• [What is expected]: Only the text of the records belongs in the answer; the pictures must be dropped.

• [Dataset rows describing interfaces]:
[Start of Attachment]
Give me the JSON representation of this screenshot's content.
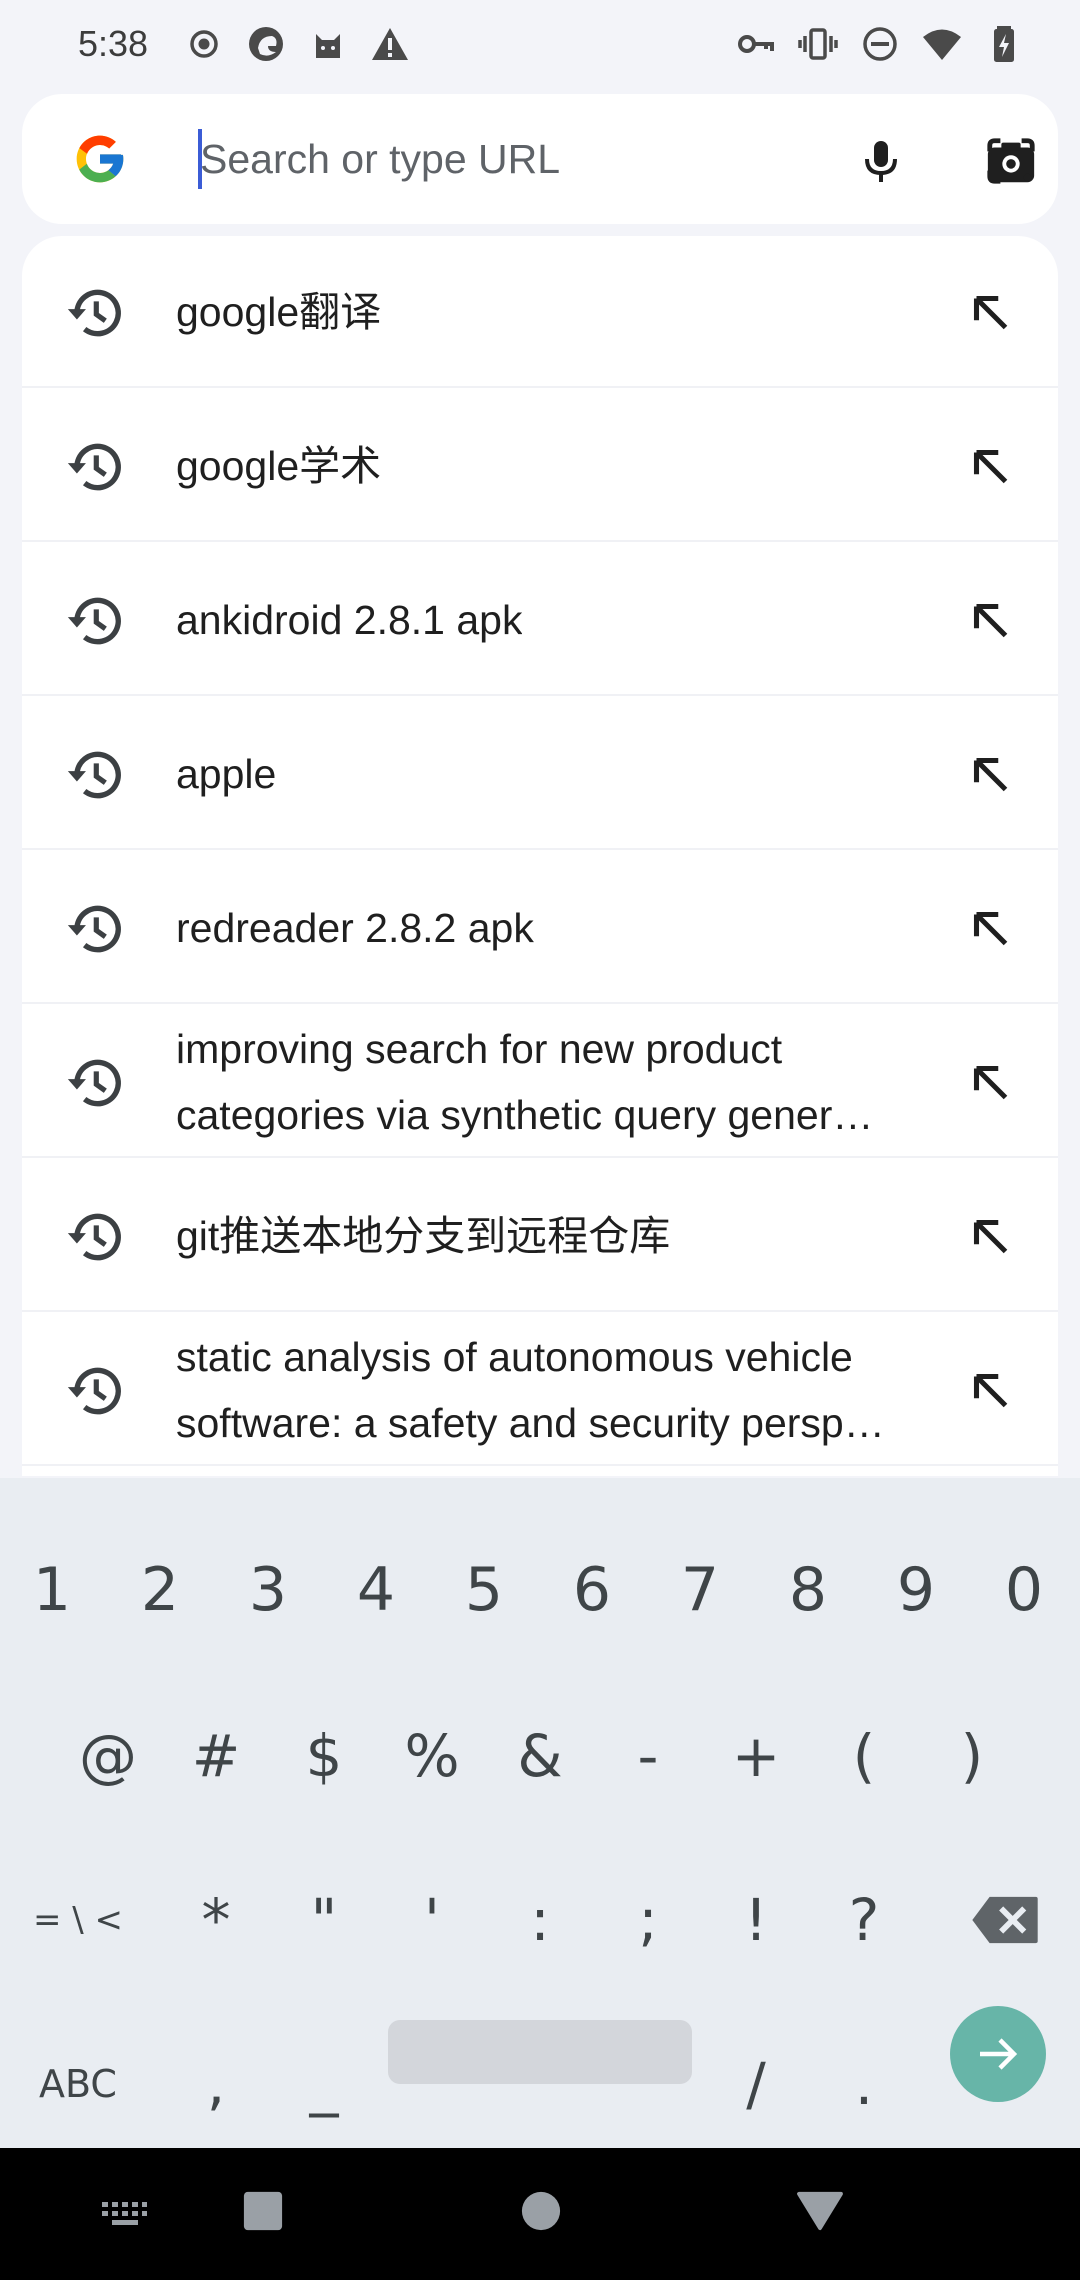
{
  "status_bar": {
    "time": "5:38",
    "left_icons": [
      "record-icon",
      "browser-app-icon",
      "cat-app-icon",
      "warning-icon"
    ],
    "right_icons": [
      "vpn-key-icon",
      "vibrate-icon",
      "do-not-disturb-icon",
      "wifi-icon",
      "battery-charging-icon"
    ]
  },
  "omnibox": {
    "placeholder": "Search or type URL",
    "value": "",
    "logo": "google-g-icon",
    "voice_icon": "microphone-icon",
    "lens_icon": "camera-lens-icon"
  },
  "suggestions": [
    {
      "text": "google翻译",
      "icon": "history-icon",
      "action_icon": "fill-arrow-icon"
    },
    {
      "text": "google学术",
      "icon": "history-icon",
      "action_icon": "fill-arrow-icon"
    },
    {
      "text": "ankidroid 2.8.1 apk",
      "icon": "history-icon",
      "action_icon": "fill-arrow-icon"
    },
    {
      "text": "apple",
      "icon": "history-icon",
      "action_icon": "fill-arrow-icon"
    },
    {
      "text": "redreader 2.8.2 apk",
      "icon": "history-icon",
      "action_icon": "fill-arrow-icon"
    },
    {
      "text": "improving search for new product categories via synthetic query gener…",
      "icon": "history-icon",
      "action_icon": "fill-arrow-icon"
    },
    {
      "text": "git推送本地分支到远程仓库",
      "icon": "history-icon",
      "action_icon": "fill-arrow-icon"
    },
    {
      "text": "static analysis of autonomous vehicle software: a safety and security persp…",
      "icon": "history-icon",
      "action_icon": "fill-arrow-icon"
    }
  ],
  "keyboard": {
    "row1": [
      "1",
      "2",
      "3",
      "4",
      "5",
      "6",
      "7",
      "8",
      "9",
      "0"
    ],
    "row2": [
      "@",
      "#",
      "$",
      "%",
      "&",
      "-",
      "+",
      "(",
      ")"
    ],
    "row3": [
      "= \\ <",
      "*",
      "\"",
      "'",
      ":",
      ";",
      "!",
      "?"
    ],
    "row3_backspace": "backspace-icon",
    "row4": {
      "abc": "ABC",
      "comma": ",",
      "underscore": "_",
      "slash": "/",
      "period": "."
    },
    "enter_icon": "arrow-right-icon",
    "colors": {
      "background": "#e9edf2",
      "enter": "#67b5a8",
      "space": "#d3d6db"
    }
  },
  "nav_bar": {
    "buttons": [
      "keyboard-switch-icon",
      "recents-square-icon",
      "home-circle-icon",
      "back-triangle-icon"
    ]
  }
}
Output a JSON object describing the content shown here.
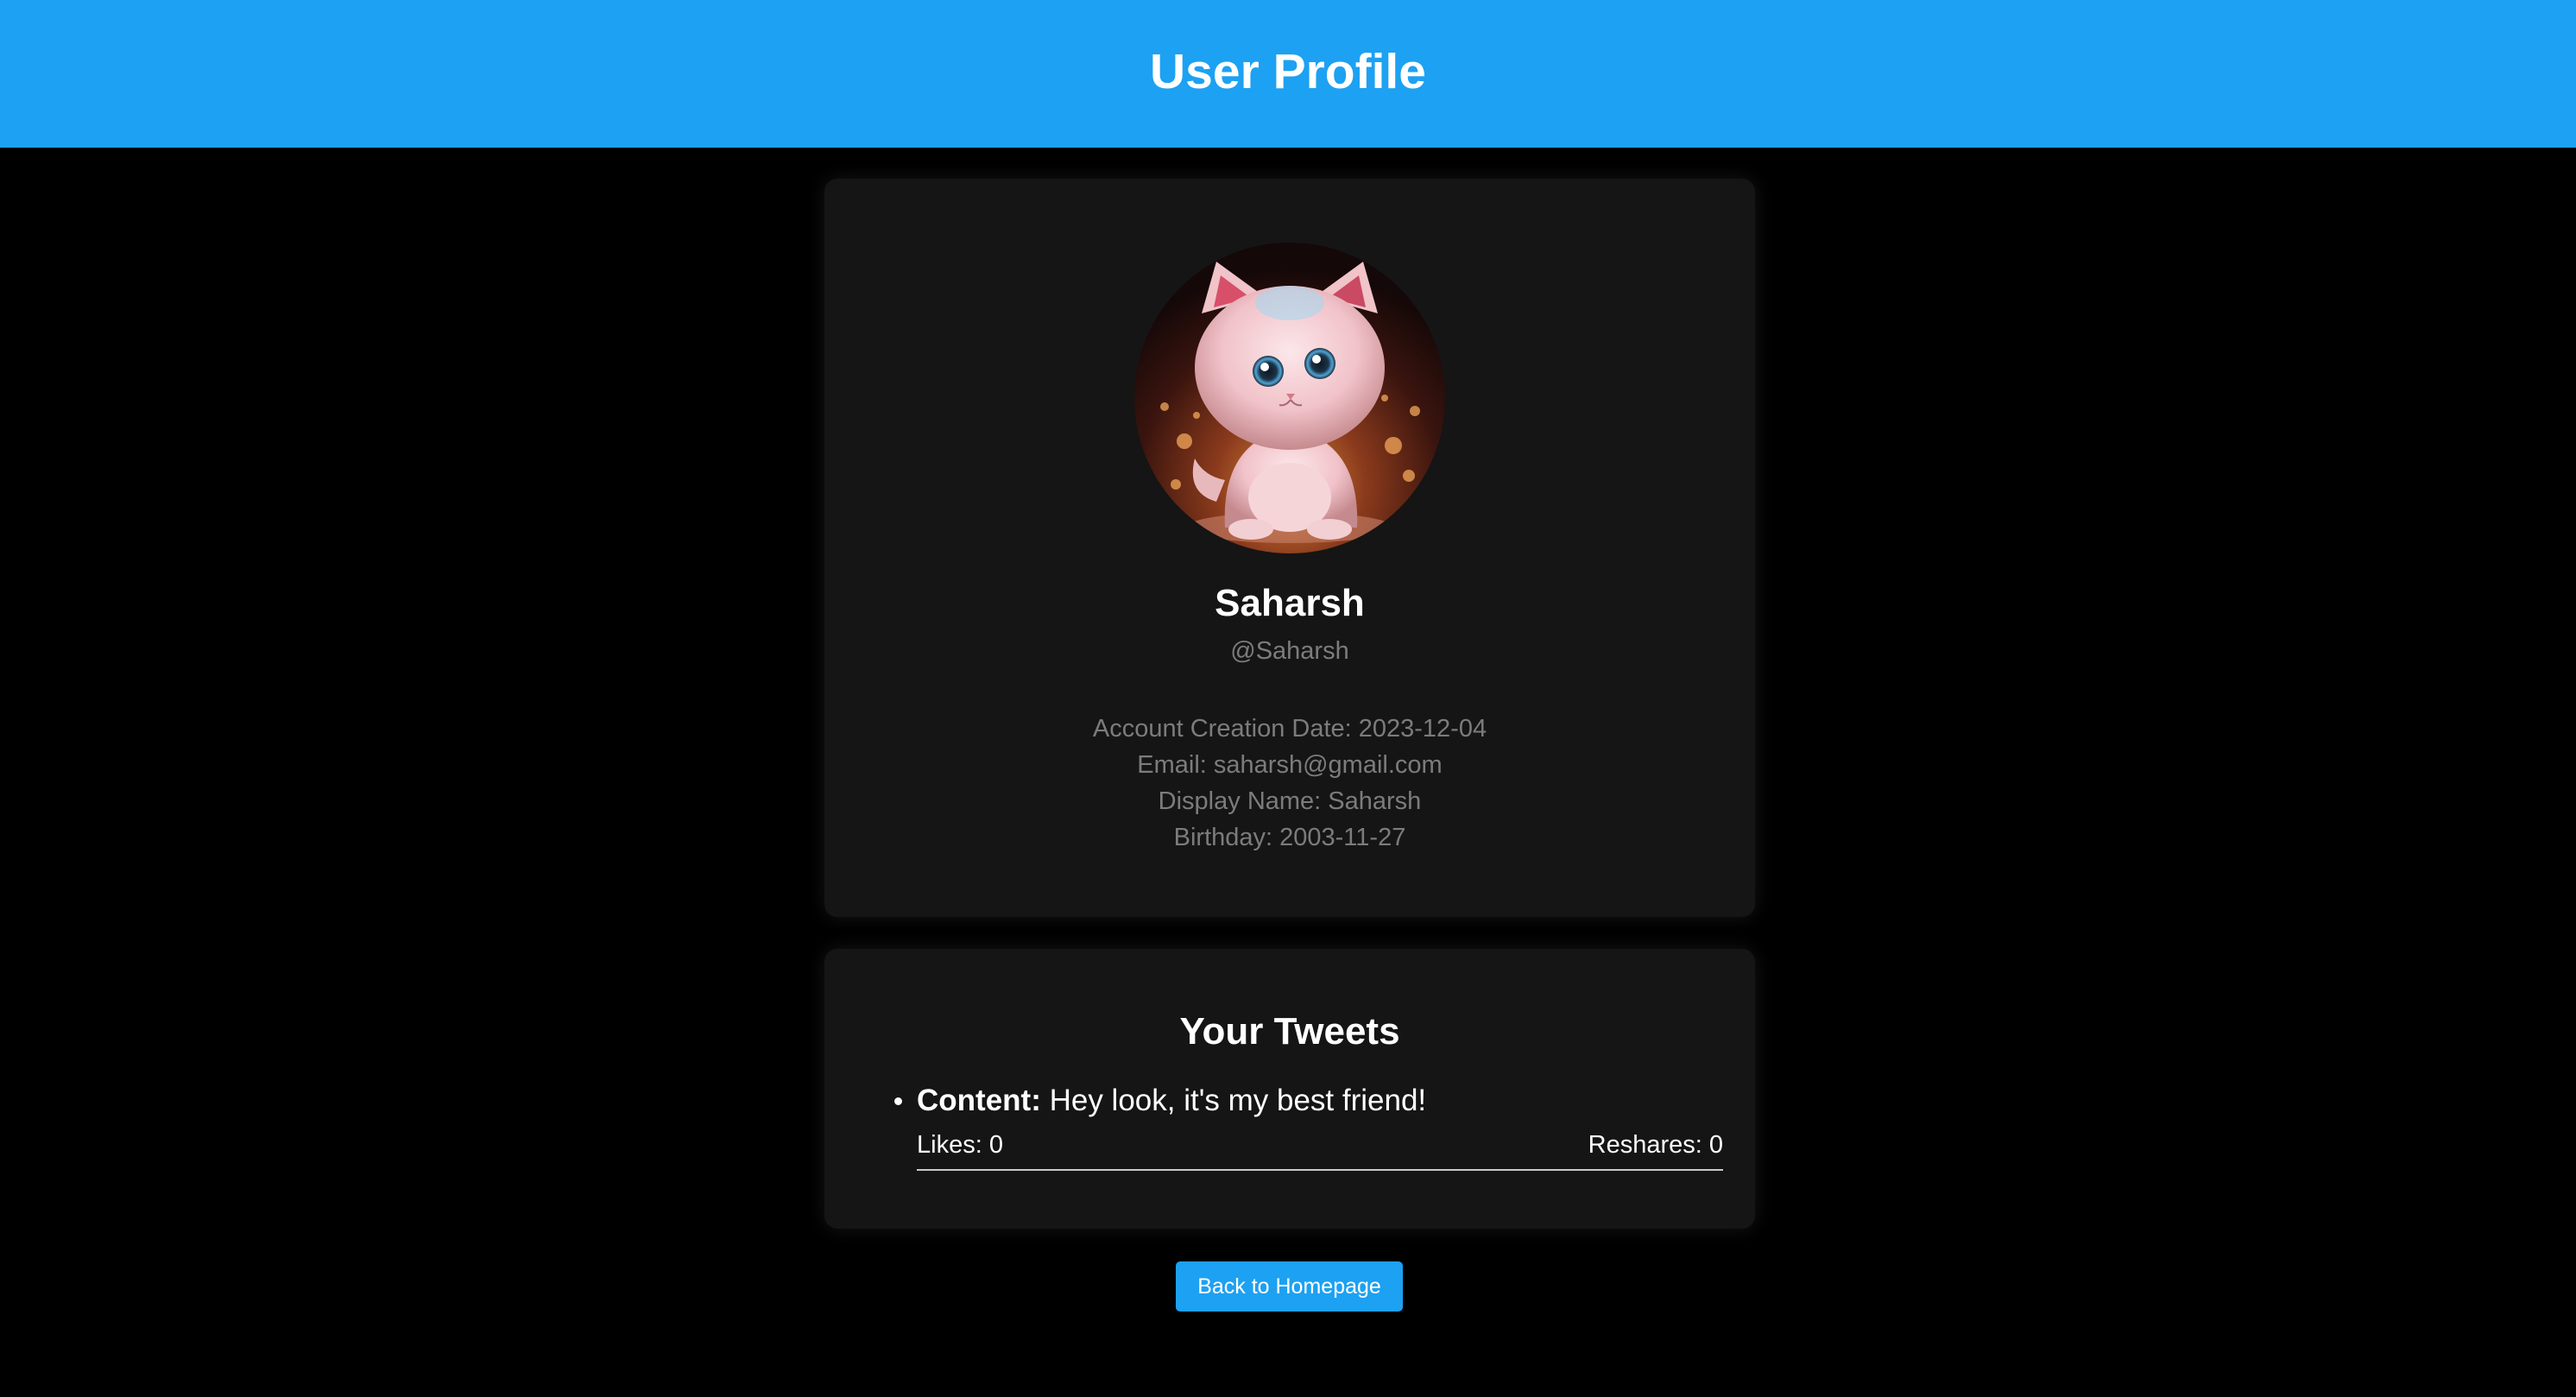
{
  "header": {
    "title": "User Profile"
  },
  "profile": {
    "avatar_icon": "kitten-avatar",
    "name": "Saharsh",
    "handle": "@Saharsh",
    "account_creation": "Account Creation Date: 2023-12-04",
    "email": "Email: saharsh@gmail.com",
    "display_name": "Display Name: Saharsh",
    "birthday": "Birthday: 2003-11-27"
  },
  "tweets": {
    "title": "Your Tweets",
    "items": [
      {
        "content_label": "Content:",
        "content": "Hey look, it's my best friend!",
        "likes": "Likes: 0",
        "reshares": "Reshares: 0"
      }
    ]
  },
  "actions": {
    "back_label": "Back to Homepage"
  },
  "colors": {
    "accent": "#1da1f2",
    "background": "#000000",
    "card": "#151515",
    "muted_text": "#7c7c7c"
  }
}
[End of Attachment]
• [Task response]:
Give me the JSON representation of this screenshot's content.
{
  "status_bar": {
    "time": "5:38",
    "left_icons": [
      "record-icon",
      "browser-app-icon",
      "cat-app-icon",
      "warning-icon"
    ],
    "right_icons": [
      "vpn-key-icon",
      "vibrate-icon",
      "do-not-disturb-icon",
      "wifi-icon",
      "battery-charging-icon"
    ]
  },
  "omnibox": {
    "placeholder": "Search or type URL",
    "value": "",
    "logo": "google-g-icon",
    "voice_icon": "microphone-icon",
    "lens_icon": "camera-lens-icon"
  },
  "suggestions": [
    {
      "text": "google翻译",
      "icon": "history-icon",
      "action_icon": "fill-arrow-icon"
    },
    {
      "text": "google学术",
      "icon": "history-icon",
      "action_icon": "fill-arrow-icon"
    },
    {
      "text": "ankidroid 2.8.1 apk",
      "icon": "history-icon",
      "action_icon": "fill-arrow-icon"
    },
    {
      "text": "apple",
      "icon": "history-icon",
      "action_icon": "fill-arrow-icon"
    },
    {
      "text": "redreader 2.8.2 apk",
      "icon": "history-icon",
      "action_icon": "fill-arrow-icon"
    },
    {
      "text": "improving search for new product categories via synthetic query gener…",
      "icon": "history-icon",
      "action_icon": "fill-arrow-icon"
    },
    {
      "text": "git推送本地分支到远程仓库",
      "icon": "history-icon",
      "action_icon": "fill-arrow-icon"
    },
    {
      "text": "static analysis of autonomous vehicle software: a safety and security persp…",
      "icon": "history-icon",
      "action_icon": "fill-arrow-icon"
    }
  ],
  "keyboard": {
    "row1": [
      "1",
      "2",
      "3",
      "4",
      "5",
      "6",
      "7",
      "8",
      "9",
      "0"
    ],
    "row2": [
      "@",
      "#",
      "$",
      "%",
      "&",
      "-",
      "+",
      "(",
      ")"
    ],
    "row3": [
      "= \\ <",
      "*",
      "\"",
      "'",
      ":",
      ";",
      "!",
      "?"
    ],
    "row3_backspace": "backspace-icon",
    "row4": {
      "abc": "ABC",
      "comma": ",",
      "underscore": "_",
      "slash": "/",
      "period": "."
    },
    "enter_icon": "arrow-right-icon",
    "colors": {
      "background": "#e9edf2",
      "enter": "#67b5a8",
      "space": "#d3d6db"
    }
  },
  "nav_bar": {
    "buttons": [
      "keyboard-switch-icon",
      "recents-square-icon",
      "home-circle-icon",
      "back-triangle-icon"
    ]
  }
}
Output a JSON object describing the content shown here.
{
  "header": {
    "title": "User Profile"
  },
  "profile": {
    "avatar_icon": "kitten-avatar",
    "name": "Saharsh",
    "handle": "@Saharsh",
    "account_creation": "Account Creation Date: 2023-12-04",
    "email": "Email: saharsh@gmail.com",
    "display_name": "Display Name: Saharsh",
    "birthday": "Birthday: 2003-11-27"
  },
  "tweets": {
    "title": "Your Tweets",
    "items": [
      {
        "content_label": "Content:",
        "content": "Hey look, it's my best friend!",
        "likes": "Likes: 0",
        "reshares": "Reshares: 0"
      }
    ]
  },
  "actions": {
    "back_label": "Back to Homepage"
  },
  "colors": {
    "accent": "#1da1f2",
    "background": "#000000",
    "card": "#151515",
    "muted_text": "#7c7c7c"
  }
}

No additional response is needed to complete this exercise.